Developer's plan in court is crucial to proceed with St. Regis proposal.
A Circuit Court judge on Thursday rejected motions from several Colony Beach & Tennis Resort unit owners to dismiss a legal proceeding by Unicorp Colony Units LLC to dissolve the former resort’s condominium association.
Rejecting motions to dismiss filed by unit owners Andy Brown, Dotty Adams, Sheldon and Carol Rabin, Yeno Mon and New Colony LLC, Judge Hunter W. Carroll gave all parties 15 days to file an answer to the complaint. According to state documents, the registered agent for Unicorp Colony Units LLC is Amy M. Barnard, Unicorp National Developments' director of legal affairs.

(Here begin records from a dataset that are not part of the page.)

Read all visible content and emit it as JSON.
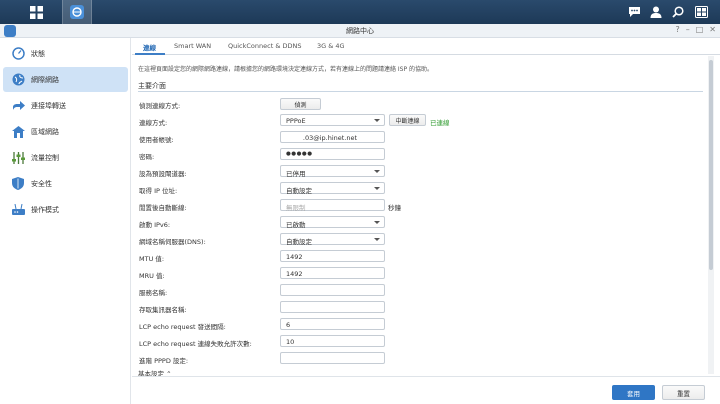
{
  "window": {
    "title": "網路中心",
    "controls": [
      "?",
      "–",
      "□",
      "✕"
    ]
  },
  "sidebar": {
    "items": [
      {
        "label": "狀態",
        "icon": "gauge-icon"
      },
      {
        "label": "網際網路",
        "icon": "globe-icon",
        "active": true
      },
      {
        "label": "連接埠轉送",
        "icon": "forward-arrow-icon"
      },
      {
        "label": "區域網路",
        "icon": "home-network-icon"
      },
      {
        "label": "流量控制",
        "icon": "sliders-icon"
      },
      {
        "label": "安全性",
        "icon": "shield-icon"
      },
      {
        "label": "操作模式",
        "icon": "router-icon"
      }
    ]
  },
  "tabs": [
    {
      "label": "連線",
      "active": true
    },
    {
      "label": "Smart WAN"
    },
    {
      "label": "QuickConnect & DDNS"
    },
    {
      "label": "3G & 4G"
    }
  ],
  "main": {
    "description": "在這裡頁面設定您的網際網路連線，請根據您的網路環境決定連線方式，若有連線上的問題請連絡 ISP 的協助。",
    "section_title": "主要介面",
    "detect_button": "偵測",
    "disconnect_button": "中斷連線",
    "status": "已連線",
    "unit_seconds": "秒鐘",
    "fields": [
      {
        "label": "偵測連線方式:"
      },
      {
        "label": "連線方式:",
        "value": "PPPoE",
        "type": "select"
      },
      {
        "label": "使用者帳號:",
        "value": "        .03@ip.hinet.net",
        "type": "text"
      },
      {
        "label": "密碼:",
        "value": "●●●●●",
        "type": "password"
      },
      {
        "label": "設為預設閘道器:",
        "value": "已停用",
        "type": "select"
      },
      {
        "label": "取得 IP 位址:",
        "value": "自動設定",
        "type": "select"
      },
      {
        "label": "閒置後自動斷線:",
        "value": "無限制",
        "type": "text",
        "placeholder": true
      },
      {
        "label": "啟動 IPv6:",
        "value": "已啟動",
        "type": "select"
      },
      {
        "label": "網域名稱伺服器(DNS):",
        "value": "自動設定",
        "type": "select"
      },
      {
        "label": "MTU 值:",
        "value": "1492",
        "type": "text"
      },
      {
        "label": "MRU 值:",
        "value": "1492",
        "type": "text"
      },
      {
        "label": "服務名稱:",
        "value": "",
        "type": "text"
      },
      {
        "label": "存取集訊器名稱:",
        "value": "",
        "type": "text"
      },
      {
        "label": "LCP echo request 發送間隔:",
        "value": "6",
        "type": "text"
      },
      {
        "label": "LCP echo request 連線失敗允許次數:",
        "value": "10",
        "type": "text"
      },
      {
        "label": "進階 PPPD 設定:",
        "value": "",
        "type": "text"
      }
    ],
    "basic_settings": "基本設定 ⌃"
  },
  "footer": {
    "apply": "套用",
    "reset": "重置"
  },
  "colors": {
    "taskbar": "#1d3957",
    "accent": "#2f76c5",
    "active_nav": "#cfe2f6",
    "connected": "#2d9a2d"
  }
}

Carroll wrote in his order that the defendants based their argument on “various theories that plaintiff’s operative complaint was defective.’’ One hour case management hearings were also scheduled for the first Thursday of each month, going forward from Feb. 7 to deal with other motions and case developments. A trial date has not been set.

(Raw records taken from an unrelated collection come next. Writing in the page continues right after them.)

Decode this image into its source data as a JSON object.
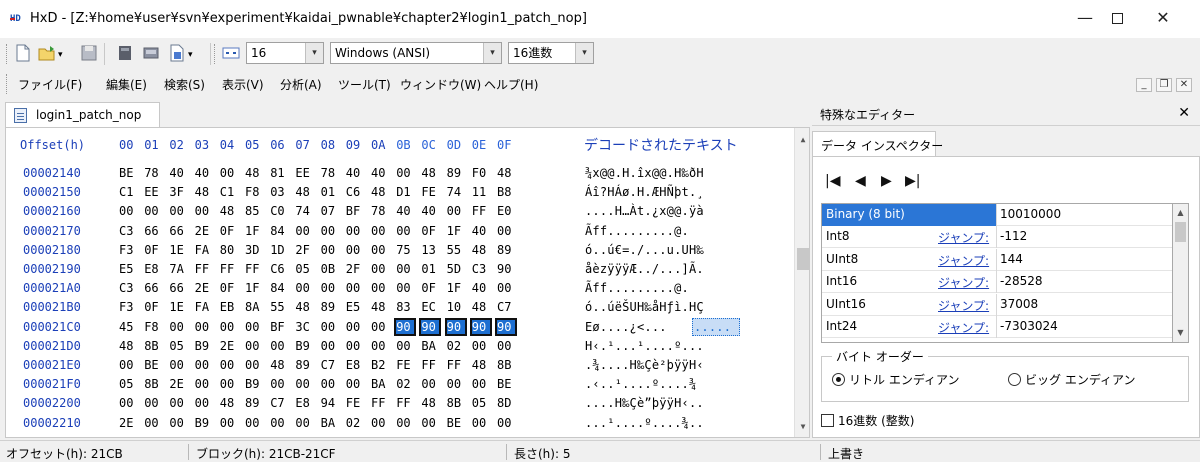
{
  "window": {
    "title": "HxD - [Z:¥home¥user¥svn¥experiment¥kaidai_pwnable¥chapter2¥login1_patch_nop]",
    "icon_text": "HD",
    "min_glyph": "—",
    "close_glyph": "✕"
  },
  "toolbar": {
    "bytes_per_row": "16",
    "charset": "Windows (ANSI)",
    "offset_base": "16進数",
    "arrow_glyph": "▾"
  },
  "menu": [
    "ファイル(F)",
    "編集(E)",
    "検索(S)",
    "表示(V)",
    "分析(A)",
    "ツール(T)",
    "ウィンドウ(W)",
    "ヘルプ(H)"
  ],
  "mdi": {
    "minimize": "_",
    "restore": "❐",
    "close": "✕"
  },
  "doc_tab": {
    "label": "login1_patch_nop"
  },
  "hex": {
    "offset_header": "Offset(h)",
    "columns": [
      "00",
      "01",
      "02",
      "03",
      "04",
      "05",
      "06",
      "07",
      "08",
      "09",
      "0A",
      "0B",
      "0C",
      "0D",
      "0E",
      "0F"
    ],
    "text_header": "デコードされたテキスト",
    "rows": [
      {
        "offset": "00002140",
        "bytes": [
          "BE",
          "78",
          "40",
          "40",
          "00",
          "48",
          "81",
          "EE",
          "78",
          "40",
          "40",
          "00",
          "48",
          "89",
          "F0",
          "48"
        ],
        "text": "¾x@@.H.îx@@.H‰ðH"
      },
      {
        "offset": "00002150",
        "bytes": [
          "C1",
          "EE",
          "3F",
          "48",
          "C1",
          "F8",
          "03",
          "48",
          "01",
          "C6",
          "48",
          "D1",
          "FE",
          "74",
          "11",
          "B8"
        ],
        "text": "Áî?HÁø.H.ÆHÑþt.¸"
      },
      {
        "offset": "00002160",
        "bytes": [
          "00",
          "00",
          "00",
          "00",
          "48",
          "85",
          "C0",
          "74",
          "07",
          "BF",
          "78",
          "40",
          "40",
          "00",
          "FF",
          "E0"
        ],
        "text": "....H…Àt.¿x@@.ÿà"
      },
      {
        "offset": "00002170",
        "bytes": [
          "C3",
          "66",
          "66",
          "2E",
          "0F",
          "1F",
          "84",
          "00",
          "00",
          "00",
          "00",
          "00",
          "0F",
          "1F",
          "40",
          "00"
        ],
        "text": "Ãff.........@."
      },
      {
        "offset": "00002180",
        "bytes": [
          "F3",
          "0F",
          "1E",
          "FA",
          "80",
          "3D",
          "1D",
          "2F",
          "00",
          "00",
          "00",
          "75",
          "13",
          "55",
          "48",
          "89"
        ],
        "text": "ó..ú€=./...u.UH‰"
      },
      {
        "offset": "00002190",
        "bytes": [
          "E5",
          "E8",
          "7A",
          "FF",
          "FF",
          "FF",
          "C6",
          "05",
          "0B",
          "2F",
          "00",
          "00",
          "01",
          "5D",
          "C3",
          "90"
        ],
        "text": "åèzÿÿÿÆ../...]Ã."
      },
      {
        "offset": "000021A0",
        "bytes": [
          "C3",
          "66",
          "66",
          "2E",
          "0F",
          "1F",
          "84",
          "00",
          "00",
          "00",
          "00",
          "00",
          "0F",
          "1F",
          "40",
          "00"
        ],
        "text": "Ãff.........@."
      },
      {
        "offset": "000021B0",
        "bytes": [
          "F3",
          "0F",
          "1E",
          "FA",
          "EB",
          "8A",
          "55",
          "48",
          "89",
          "E5",
          "48",
          "83",
          "EC",
          "10",
          "48",
          "C7"
        ],
        "text": "ó..úëŠUH‰åHƒì.HÇ"
      },
      {
        "offset": "000021C0",
        "bytes": [
          "45",
          "F8",
          "00",
          "00",
          "00",
          "00",
          "BF",
          "3C",
          "00",
          "00",
          "00",
          "90",
          "90",
          "90",
          "90",
          "90"
        ],
        "text": "Eø....¿<...",
        "sel_start": 11,
        "sel_text": "....."
      },
      {
        "offset": "000021D0",
        "bytes": [
          "48",
          "8B",
          "05",
          "B9",
          "2E",
          "00",
          "00",
          "B9",
          "00",
          "00",
          "00",
          "00",
          "BA",
          "02",
          "00",
          "00"
        ],
        "text": "H‹.¹...¹....º..."
      },
      {
        "offset": "000021E0",
        "bytes": [
          "00",
          "BE",
          "00",
          "00",
          "00",
          "00",
          "48",
          "89",
          "C7",
          "E8",
          "B2",
          "FE",
          "FF",
          "FF",
          "48",
          "8B"
        ],
        "text": ".¾....H‰Çè²þÿÿH‹"
      },
      {
        "offset": "000021F0",
        "bytes": [
          "05",
          "8B",
          "2E",
          "00",
          "00",
          "B9",
          "00",
          "00",
          "00",
          "00",
          "BA",
          "02",
          "00",
          "00",
          "00",
          "BE"
        ],
        "text": ".‹..¹....º....¾"
      },
      {
        "offset": "00002200",
        "bytes": [
          "00",
          "00",
          "00",
          "00",
          "48",
          "89",
          "C7",
          "E8",
          "94",
          "FE",
          "FF",
          "FF",
          "48",
          "8B",
          "05",
          "8D"
        ],
        "text": "....H‰Çè”þÿÿH‹.."
      },
      {
        "offset": "00002210",
        "bytes": [
          "2E",
          "00",
          "00",
          "B9",
          "00",
          "00",
          "00",
          "00",
          "BA",
          "02",
          "00",
          "00",
          "00",
          "BE",
          "00",
          "00"
        ],
        "text": "...¹....º....¾.."
      }
    ]
  },
  "panel": {
    "title": "特殊なエディター",
    "close_glyph": "✕",
    "tab": "データ インスペクター",
    "nav": [
      "|◀",
      "◀",
      "▶",
      "▶|"
    ],
    "rows": [
      {
        "name": "Binary (8 bit)",
        "jump": "",
        "value": "10010000"
      },
      {
        "name": "Int8",
        "jump": "ジャンプ:",
        "value": "-112"
      },
      {
        "name": "UInt8",
        "jump": "ジャンプ:",
        "value": "144"
      },
      {
        "name": "Int16",
        "jump": "ジャンプ:",
        "value": "-28528"
      },
      {
        "name": "UInt16",
        "jump": "ジャンプ:",
        "value": "37008"
      },
      {
        "name": "Int24",
        "jump": "ジャンプ:",
        "value": "-7303024"
      }
    ],
    "byte_order_title": "バイト オーダー",
    "little_endian": "リトル エンディアン",
    "big_endian": "ビッグ エンディアン",
    "hex_checkbox": "16進数 (整数)"
  },
  "status": {
    "offset": "オフセット(h): 21CB",
    "block": "ブロック(h): 21CB-21CF",
    "length": "長さ(h): 5",
    "mode": "上書き"
  },
  "colors": {
    "accent": "#1b3fb8",
    "selection": "#1d6fd1"
  }
}
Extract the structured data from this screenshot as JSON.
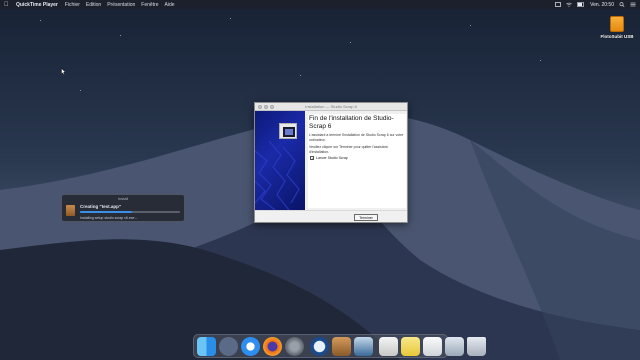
{
  "menubar": {
    "app": "QuickTime Player",
    "items": [
      "Fichier",
      "Edition",
      "Présentation",
      "Fenêtre",
      "Aide"
    ],
    "clock": "Ven. 20:50"
  },
  "desktop": {
    "usb_label": "FlotoSubit USB"
  },
  "install_dialog": {
    "title": "Install",
    "message": "Creating \"test.app\"",
    "progress": 0.52,
    "detail": "Installing setup studio scrap v6.exe..."
  },
  "setup_window": {
    "title": "Installation — Studio Scrap 6",
    "heading": "Fin de l'installation de Studio-Scrap 6",
    "paragraph1": "L'assistant a terminé l'installation de Studio Scrap 6 sur votre ordinateur.",
    "paragraph2": "Veuillez cliquer sur Terminer pour quitter l'assistant d'installation.",
    "checkbox_label": "Lancer Studio Scrap",
    "checkbox_checked": true,
    "finish_button": "Terminer"
  },
  "dock": {
    "icons": [
      "finder-icon",
      "launchpad-icon",
      "safari-icon",
      "firefox-icon",
      "system-preferences-icon",
      "quicktime-icon",
      "installer-icon",
      "archive-utility-icon",
      "preview-icon",
      "notes-icon",
      "mail-icon",
      "downloads-icon",
      "trash-icon"
    ]
  },
  "colors": {
    "setup_sidebar": "#1a2aa8",
    "progress_fill": "#3d8ee6",
    "usb_drive": "#f6b03a"
  }
}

"We are extremely pleased with the judge's response,'' Unicorp president Chuck Whittall said Friday. "He is moving the termination board and said he would do it in an expeditious manner. This means we might possibly be under construction at the end of the year.''

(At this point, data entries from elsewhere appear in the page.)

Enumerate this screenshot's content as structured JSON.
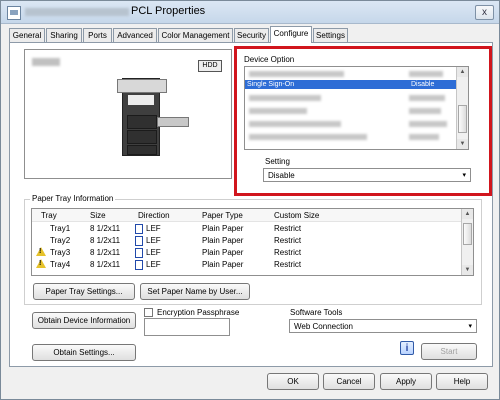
{
  "window": {
    "title": "PCL Properties",
    "close_label": "x"
  },
  "tabs": [
    "General",
    "Sharing",
    "Ports",
    "Advanced",
    "Color Management",
    "Security",
    "Configure",
    "Settings"
  ],
  "device_option": {
    "label": "Device Option",
    "selected_item": {
      "name": "Single Sign-On",
      "value": "Disable"
    }
  },
  "setting": {
    "label": "Setting",
    "value": "Disable"
  },
  "icons": {
    "hdd_label": "HDD",
    "info_icon_text": "i",
    "scroll_up": "▲",
    "scroll_down": "▼",
    "select_arrow": "▾"
  },
  "paper_tray": {
    "label": "Paper Tray Information",
    "headers": [
      "Tray",
      "Size",
      "Direction",
      "Paper Type",
      "Custom Size"
    ],
    "rows": [
      {
        "tray": "Tray1",
        "size": "8 1/2x11",
        "direction": "LEF",
        "paper_type": "Plain Paper",
        "custom_size": "Restrict",
        "warning": false
      },
      {
        "tray": "Tray2",
        "size": "8 1/2x11",
        "direction": "LEF",
        "paper_type": "Plain Paper",
        "custom_size": "Restrict",
        "warning": false
      },
      {
        "tray": "Tray3",
        "size": "8 1/2x11",
        "direction": "LEF",
        "paper_type": "Plain Paper",
        "custom_size": "Restrict",
        "warning": true
      },
      {
        "tray": "Tray4",
        "size": "8 1/2x11",
        "direction": "LEF",
        "paper_type": "Plain Paper",
        "custom_size": "Restrict",
        "warning": true
      }
    ],
    "paper_tray_settings_button": "Paper Tray Settings...",
    "set_paper_name_button": "Set Paper Name by User..."
  },
  "device_info_button": "Obtain Device Information",
  "encryption": {
    "label": "Encryption Passphrase",
    "value": ""
  },
  "software_tools": {
    "label": "Software Tools",
    "value": "Web Connection"
  },
  "obtain_settings_button": "Obtain Settings...",
  "start_button": "Start",
  "footer": {
    "ok": "OK",
    "cancel": "Cancel",
    "apply": "Apply",
    "help": "Help"
  }
}
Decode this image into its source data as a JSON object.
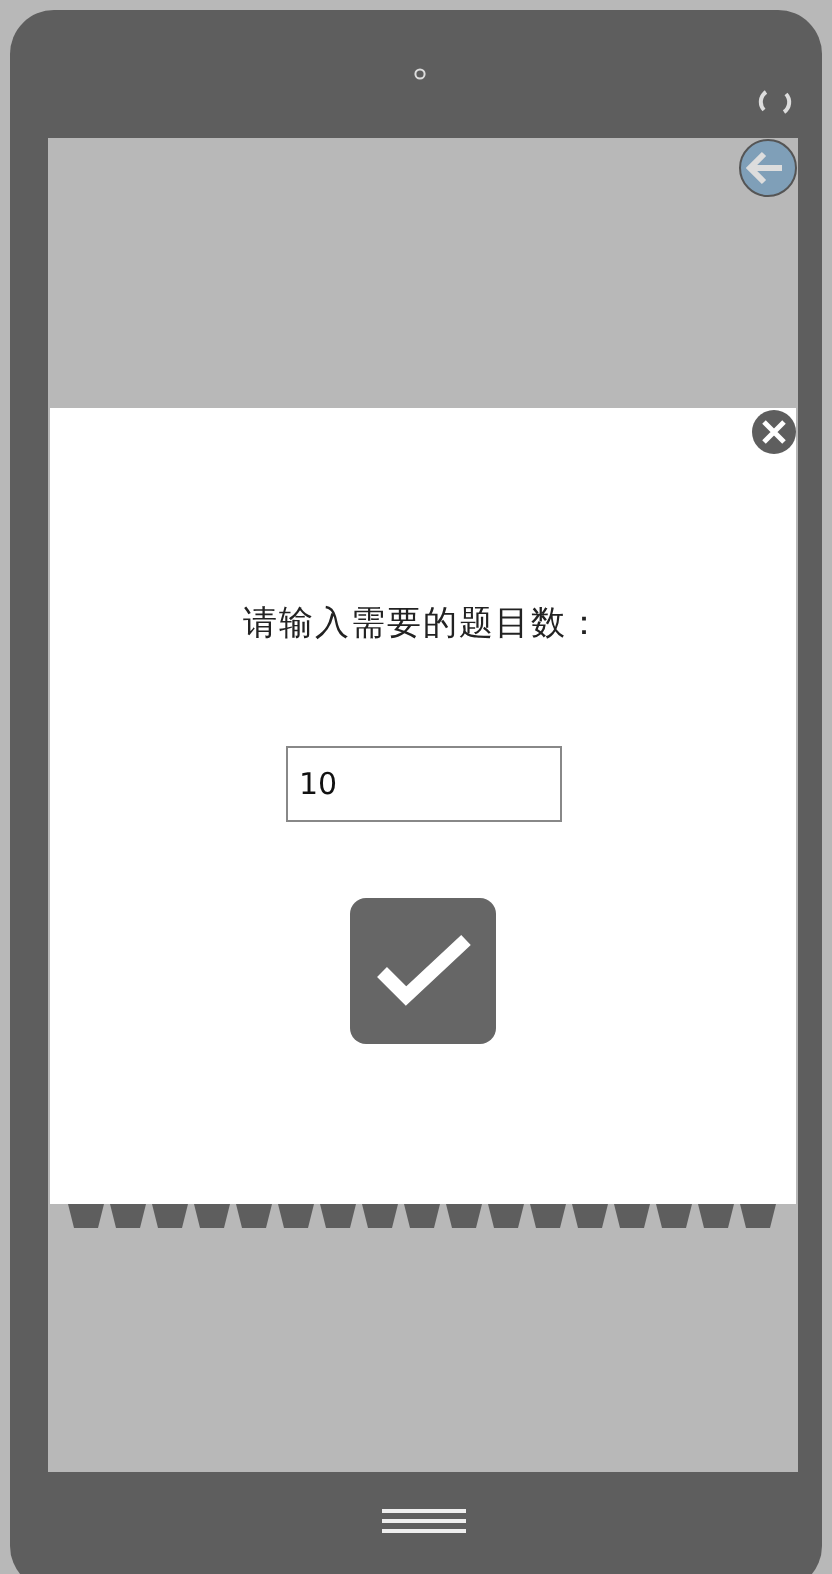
{
  "dialog": {
    "prompt": "请输入需要的题目数：",
    "input": {
      "value": "10"
    }
  }
}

The decision in the 12th Judicial Circuit was crucial for the furtherance of Unicorp’s plan to gain control of the former resort units. Along with the property’s land and former recreational facilities, which the company controls, the ownership rights of all 237 units must end up on Unicorp’s side of the ledger before progress can be made in developing the proposed St. Regis Hotel and Residences, development of which was approved by the Longboat Town Commission in early 2018.
Ordinarily, those rights would turn on a vote of unit ownership. But for years, Unicorp has struggled to overcome a statistical hurdle. To avoid the courts, Whittall would have needed 95% of the 237 Colony unit owners to agree voluntarily to dissolve the Colony Beach & Tennis Association (the unit owners’ condo association). Between owned outright by Unicorp Colony Units LLC and owners agreeing to sell – but not yet doing so – Whittall is short of that percentage.
Colony Beach Investors LLC, for which unit owner Andy Adams is listed as an authorized manager, owns at least 63 units, according to Sarasota County property records. Adams, who also owns individual units personally and with his wife, Dotty, has refused to sell to Unicorp.
Under the judicial process, state law allows for one unit owner to seek judicial relief when the property has fallen into disrepair and is not repaired in a reasonable time. Whittall filed such a claim in January, 2018, asking the court to terminate the association; approve Whittall’s termination plan (his town-approved development plan); and approve the sale of the 237 Colony units to Unicorp. In his court filing, Whittall claimed the property was in such disrepair that it could no longer function. Over the summer, the town of Longboat Key ordered the property's demolition, based on a notion of public nuisance that survived court challenges.
The last of the buildings -- the iconic oceanfront midrise building -- was torn down in late November.
With Thursday’s court decision, Whittall's legal process can proceed.
Before Unicorp can apply to the town for building permits, the company must have complete control of the property at 1620 Gulf of Mexico Drive. In July, Unicorp National Developments Inc. was successful in consolidating ownership of the recreational property of the former resort at a partition sale in Tampa federal courtroom.
Unicorp's bid of $29.51 million for the disputed 2.3 acres was successful in the all-or-nothing deal. Because the Orlando company already owned 95% of the property, the company paid investor and Colony unit owner Adams for his 5%, or $1.4755 million.